Stored entries |

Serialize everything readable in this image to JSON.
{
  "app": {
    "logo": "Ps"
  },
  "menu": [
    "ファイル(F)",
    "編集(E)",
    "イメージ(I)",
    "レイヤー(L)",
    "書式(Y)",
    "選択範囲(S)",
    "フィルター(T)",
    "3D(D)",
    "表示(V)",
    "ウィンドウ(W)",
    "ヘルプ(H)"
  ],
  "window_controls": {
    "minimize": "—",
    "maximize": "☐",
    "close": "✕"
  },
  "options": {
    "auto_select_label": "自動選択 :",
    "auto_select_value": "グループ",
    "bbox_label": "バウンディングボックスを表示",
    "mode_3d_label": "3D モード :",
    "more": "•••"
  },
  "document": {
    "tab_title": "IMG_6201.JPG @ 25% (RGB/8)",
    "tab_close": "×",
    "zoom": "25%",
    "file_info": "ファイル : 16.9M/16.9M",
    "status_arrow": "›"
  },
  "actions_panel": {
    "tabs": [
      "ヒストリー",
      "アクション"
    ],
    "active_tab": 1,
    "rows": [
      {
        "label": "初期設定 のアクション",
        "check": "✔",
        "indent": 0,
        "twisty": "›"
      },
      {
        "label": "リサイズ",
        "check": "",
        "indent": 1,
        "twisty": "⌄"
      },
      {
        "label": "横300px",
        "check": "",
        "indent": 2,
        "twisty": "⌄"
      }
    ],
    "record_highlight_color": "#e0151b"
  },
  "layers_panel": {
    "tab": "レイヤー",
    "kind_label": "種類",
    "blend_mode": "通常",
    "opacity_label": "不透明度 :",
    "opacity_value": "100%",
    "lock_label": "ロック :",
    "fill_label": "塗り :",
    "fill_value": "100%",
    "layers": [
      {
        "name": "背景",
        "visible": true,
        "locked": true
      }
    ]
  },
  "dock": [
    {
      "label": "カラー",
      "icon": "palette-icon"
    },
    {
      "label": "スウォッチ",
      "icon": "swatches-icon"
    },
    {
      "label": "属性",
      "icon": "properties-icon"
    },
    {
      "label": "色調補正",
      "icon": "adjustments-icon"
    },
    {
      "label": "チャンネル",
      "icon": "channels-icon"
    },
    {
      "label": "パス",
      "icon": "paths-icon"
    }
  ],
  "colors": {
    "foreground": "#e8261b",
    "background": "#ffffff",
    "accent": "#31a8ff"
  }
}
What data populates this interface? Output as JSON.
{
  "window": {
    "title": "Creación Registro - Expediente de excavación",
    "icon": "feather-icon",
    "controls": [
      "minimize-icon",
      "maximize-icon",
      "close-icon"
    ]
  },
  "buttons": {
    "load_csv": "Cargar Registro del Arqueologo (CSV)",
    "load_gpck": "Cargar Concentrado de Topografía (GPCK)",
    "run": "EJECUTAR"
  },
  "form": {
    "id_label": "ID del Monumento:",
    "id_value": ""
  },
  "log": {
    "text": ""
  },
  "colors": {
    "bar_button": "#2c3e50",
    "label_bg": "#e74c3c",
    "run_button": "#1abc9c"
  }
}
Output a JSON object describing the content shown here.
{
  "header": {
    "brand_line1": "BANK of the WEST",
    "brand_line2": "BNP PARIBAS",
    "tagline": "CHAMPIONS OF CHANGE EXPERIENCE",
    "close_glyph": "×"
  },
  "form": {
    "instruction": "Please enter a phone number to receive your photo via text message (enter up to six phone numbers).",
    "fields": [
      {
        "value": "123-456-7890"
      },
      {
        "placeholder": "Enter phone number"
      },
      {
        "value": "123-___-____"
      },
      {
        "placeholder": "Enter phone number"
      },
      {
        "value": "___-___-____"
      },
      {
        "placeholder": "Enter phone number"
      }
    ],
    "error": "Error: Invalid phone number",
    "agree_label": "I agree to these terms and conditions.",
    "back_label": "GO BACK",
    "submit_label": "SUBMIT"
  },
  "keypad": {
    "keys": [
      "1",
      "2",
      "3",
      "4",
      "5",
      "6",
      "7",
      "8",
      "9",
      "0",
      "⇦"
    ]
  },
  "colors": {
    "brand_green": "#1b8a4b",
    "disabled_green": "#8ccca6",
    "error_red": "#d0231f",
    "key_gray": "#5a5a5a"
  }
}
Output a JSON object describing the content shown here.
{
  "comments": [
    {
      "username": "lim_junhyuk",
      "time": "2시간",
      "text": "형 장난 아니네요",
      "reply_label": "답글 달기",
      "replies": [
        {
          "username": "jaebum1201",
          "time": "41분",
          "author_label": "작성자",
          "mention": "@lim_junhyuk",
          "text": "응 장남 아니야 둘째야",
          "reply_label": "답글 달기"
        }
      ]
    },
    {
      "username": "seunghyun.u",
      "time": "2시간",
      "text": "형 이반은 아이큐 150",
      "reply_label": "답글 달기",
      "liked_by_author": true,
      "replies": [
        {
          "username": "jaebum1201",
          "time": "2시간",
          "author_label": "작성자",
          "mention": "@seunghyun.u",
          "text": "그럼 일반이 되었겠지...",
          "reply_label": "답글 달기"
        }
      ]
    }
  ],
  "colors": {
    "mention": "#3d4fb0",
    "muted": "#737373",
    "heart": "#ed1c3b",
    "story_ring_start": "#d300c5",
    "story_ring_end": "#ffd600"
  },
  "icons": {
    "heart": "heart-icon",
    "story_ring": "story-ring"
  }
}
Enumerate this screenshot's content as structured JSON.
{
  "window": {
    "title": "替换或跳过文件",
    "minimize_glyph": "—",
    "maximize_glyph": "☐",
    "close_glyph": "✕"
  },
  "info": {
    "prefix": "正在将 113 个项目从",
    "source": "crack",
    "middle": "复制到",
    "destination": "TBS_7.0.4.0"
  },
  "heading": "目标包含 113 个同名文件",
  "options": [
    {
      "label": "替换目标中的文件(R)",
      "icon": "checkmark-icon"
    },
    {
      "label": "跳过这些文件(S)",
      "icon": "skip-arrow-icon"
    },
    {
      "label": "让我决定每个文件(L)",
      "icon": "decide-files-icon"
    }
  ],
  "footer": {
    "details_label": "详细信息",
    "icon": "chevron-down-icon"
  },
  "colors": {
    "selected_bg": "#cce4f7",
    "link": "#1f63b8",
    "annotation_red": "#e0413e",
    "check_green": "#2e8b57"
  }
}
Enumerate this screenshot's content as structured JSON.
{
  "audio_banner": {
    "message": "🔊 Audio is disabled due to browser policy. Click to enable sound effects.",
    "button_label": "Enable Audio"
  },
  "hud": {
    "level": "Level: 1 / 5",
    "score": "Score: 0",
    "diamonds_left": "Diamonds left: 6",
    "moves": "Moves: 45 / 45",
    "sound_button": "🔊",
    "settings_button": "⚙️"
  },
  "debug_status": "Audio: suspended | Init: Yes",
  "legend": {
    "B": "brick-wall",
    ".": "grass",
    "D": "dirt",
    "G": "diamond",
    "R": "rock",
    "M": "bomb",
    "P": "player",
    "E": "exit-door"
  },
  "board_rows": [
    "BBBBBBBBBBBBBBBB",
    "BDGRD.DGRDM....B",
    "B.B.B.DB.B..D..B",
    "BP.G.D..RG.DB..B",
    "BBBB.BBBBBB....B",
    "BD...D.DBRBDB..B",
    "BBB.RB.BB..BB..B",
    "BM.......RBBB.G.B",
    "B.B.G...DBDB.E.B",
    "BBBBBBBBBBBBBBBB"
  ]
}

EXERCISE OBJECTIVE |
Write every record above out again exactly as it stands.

EXPECTED OUTPUT |
Serialize everything readable in this image to JSON.
{
  "app": {
    "logo": "Ps"
  },
  "menu": [
    "ファイル(F)",
    "編集(E)",
    "イメージ(I)",
    "レイヤー(L)",
    "書式(Y)",
    "選択範囲(S)",
    "フィルター(T)",
    "3D(D)",
    "表示(V)",
    "ウィンドウ(W)",
    "ヘルプ(H)"
  ],
  "window_controls": {
    "minimize": "—",
    "maximize": "☐",
    "close": "✕"
  },
  "options": {
    "auto_select_label": "自動選択 :",
    "auto_select_value": "グループ",
    "bbox_label": "バウンディングボックスを表示",
    "mode_3d_label": "3D モード :",
    "more": "•••"
  },
  "document": {
    "tab_title": "IMG_6201.JPG @ 25% (RGB/8)",
    "tab_close": "×",
    "zoom": "25%",
    "file_info": "ファイル : 16.9M/16.9M",
    "status_arrow": "›"
  },
  "actions_panel": {
    "tabs": [
      "ヒストリー",
      "アクション"
    ],
    "active_tab": 1,
    "rows": [
      {
        "label": "初期設定 のアクション",
        "check": "✔",
        "indent": 0,
        "twisty": "›"
      },
      {
        "label": "リサイズ",
        "check": "",
        "indent": 1,
        "twisty": "⌄"
      },
      {
        "label": "横300px",
        "check": "",
        "indent": 2,
        "twisty": "⌄"
      }
    ],
    "record_highlight_color": "#e0151b"
  },
  "layers_panel": {
    "tab": "レイヤー",
    "kind_label": "種類",
    "blend_mode": "通常",
    "opacity_label": "不透明度 :",
    "opacity_value": "100%",
    "lock_label": "ロック :",
    "fill_label": "塗り :",
    "fill_value": "100%",
    "layers": [
      {
        "name": "背景",
        "visible": true,
        "locked": true
      }
    ]
  },
  "dock": [
    {
      "label": "カラー",
      "icon": "palette-icon"
    },
    {
      "label": "スウォッチ",
      "icon": "swatches-icon"
    },
    {
      "label": "属性",
      "icon": "properties-icon"
    },
    {
      "label": "色調補正",
      "icon": "adjustments-icon"
    },
    {
      "label": "チャンネル",
      "icon": "channels-icon"
    },
    {
      "label": "パス",
      "icon": "paths-icon"
    }
  ],
  "colors": {
    "foreground": "#e8261b",
    "background": "#ffffff",
    "accent": "#31a8ff"
  }
}
What data populates this interface? Output as JSON.
{
  "window": {
    "title": "Creación Registro - Expediente de excavación",
    "icon": "feather-icon",
    "controls": [
      "minimize-icon",
      "maximize-icon",
      "close-icon"
    ]
  },
  "buttons": {
    "load_csv": "Cargar Registro del Arqueologo (CSV)",
    "load_gpck": "Cargar Concentrado de Topografía (GPCK)",
    "run": "EJECUTAR"
  },
  "form": {
    "id_label": "ID del Monumento:",
    "id_value": ""
  },
  "log": {
    "text": ""
  },
  "colors": {
    "bar_button": "#2c3e50",
    "label_bg": "#e74c3c",
    "run_button": "#1abc9c"
  }
}
Output a JSON object describing the content shown here.
{
  "header": {
    "brand_line1": "BANK of the WEST",
    "brand_line2": "BNP PARIBAS",
    "tagline": "CHAMPIONS OF CHANGE EXPERIENCE",
    "close_glyph": "×"
  },
  "form": {
    "instruction": "Please enter a phone number to receive your photo via text message (enter up to six phone numbers).",
    "fields": [
      {
        "value": "123-456-7890"
      },
      {
        "placeholder": "Enter phone number"
      },
      {
        "value": "123-___-____"
      },
      {
        "placeholder": "Enter phone number"
      },
      {
        "value": "___-___-____"
      },
      {
        "placeholder": "Enter phone number"
      }
    ],
    "error": "Error: Invalid phone number",
    "agree_label": "I agree to these terms and conditions.",
    "back_label": "GO BACK",
    "submit_label": "SUBMIT"
  },
  "keypad": {
    "keys": [
      "1",
      "2",
      "3",
      "4",
      "5",
      "6",
      "7",
      "8",
      "9",
      "0",
      "⇦"
    ]
  },
  "colors": {
    "brand_green": "#1b8a4b",
    "disabled_green": "#8ccca6",
    "error_red": "#d0231f",
    "key_gray": "#5a5a5a"
  }
}
Output a JSON object describing the content shown here.
{
  "comments": [
    {
      "username": "lim_junhyuk",
      "time": "2시간",
      "text": "형 장난 아니네요",
      "reply_label": "답글 달기",
      "replies": [
        {
          "username": "jaebum1201",
          "time": "41분",
          "author_label": "작성자",
          "mention": "@lim_junhyuk",
          "text": "응 장남 아니야 둘째야",
          "reply_label": "답글 달기"
        }
      ]
    },
    {
      "username": "seunghyun.u",
      "time": "2시간",
      "text": "형 이반은 아이큐 150",
      "reply_label": "답글 달기",
      "liked_by_author": true,
      "replies": [
        {
          "username": "jaebum1201",
          "time": "2시간",
          "author_label": "작성자",
          "mention": "@seunghyun.u",
          "text": "그럼 일반이 되었겠지...",
          "reply_label": "답글 달기"
        }
      ]
    }
  ],
  "colors": {
    "mention": "#3d4fb0",
    "muted": "#737373",
    "heart": "#ed1c3b",
    "story_ring_start": "#d300c5",
    "story_ring_end": "#ffd600"
  },
  "icons": {
    "heart": "heart-icon",
    "story_ring": "story-ring"
  }
}
Enumerate this screenshot's content as structured JSON.
{
  "window": {
    "title": "替换或跳过文件",
    "minimize_glyph": "—",
    "maximize_glyph": "☐",
    "close_glyph": "✕"
  },
  "info": {
    "prefix": "正在将 113 个项目从",
    "source": "crack",
    "middle": "复制到",
    "destination": "TBS_7.0.4.0"
  },
  "heading": "目标包含 113 个同名文件",
  "options": [
    {
      "label": "替换目标中的文件(R)",
      "icon": "checkmark-icon"
    },
    {
      "label": "跳过这些文件(S)",
      "icon": "skip-arrow-icon"
    },
    {
      "label": "让我决定每个文件(L)",
      "icon": "decide-files-icon"
    }
  ],
  "footer": {
    "details_label": "详细信息",
    "icon": "chevron-down-icon"
  },
  "colors": {
    "selected_bg": "#cce4f7",
    "link": "#1f63b8",
    "annotation_red": "#e0413e",
    "check_green": "#2e8b57"
  }
}
Enumerate this screenshot's content as structured JSON.
{
  "audio_banner": {
    "message": "🔊 Audio is disabled due to browser policy. Click to enable sound effects.",
    "button_label": "Enable Audio"
  },
  "hud": {
    "level": "Level: 1 / 5",
    "score": "Score: 0",
    "diamonds_left": "Diamonds left: 6",
    "moves": "Moves: 45 / 45",
    "sound_button": "🔊",
    "settings_button": "⚙️"
  },
  "debug_status": "Audio: suspended | Init: Yes",
  "legend": {
    "B": "brick-wall",
    ".": "grass",
    "D": "dirt",
    "G": "diamond",
    "R": "rock",
    "M": "bomb",
    "P": "player",
    "E": "exit-door"
  },
  "board_rows": [
    "BBBBBBBBBBBBBBBB",
    "BDGRD.DGRDM....B",
    "B.B.B.DB.B..D..B",
    "BP.G.D..RG.DB..B",
    "BBBB.BBBBBB....B",
    "BD...D.DBRBDB..B",
    "BBB.RB.BB..BB..B",
    "BM.......RBBB.G.B",
    "B.B.G...DBDB.E.B",
    "BBBBBBBBBBBBBBBB"
  ]
}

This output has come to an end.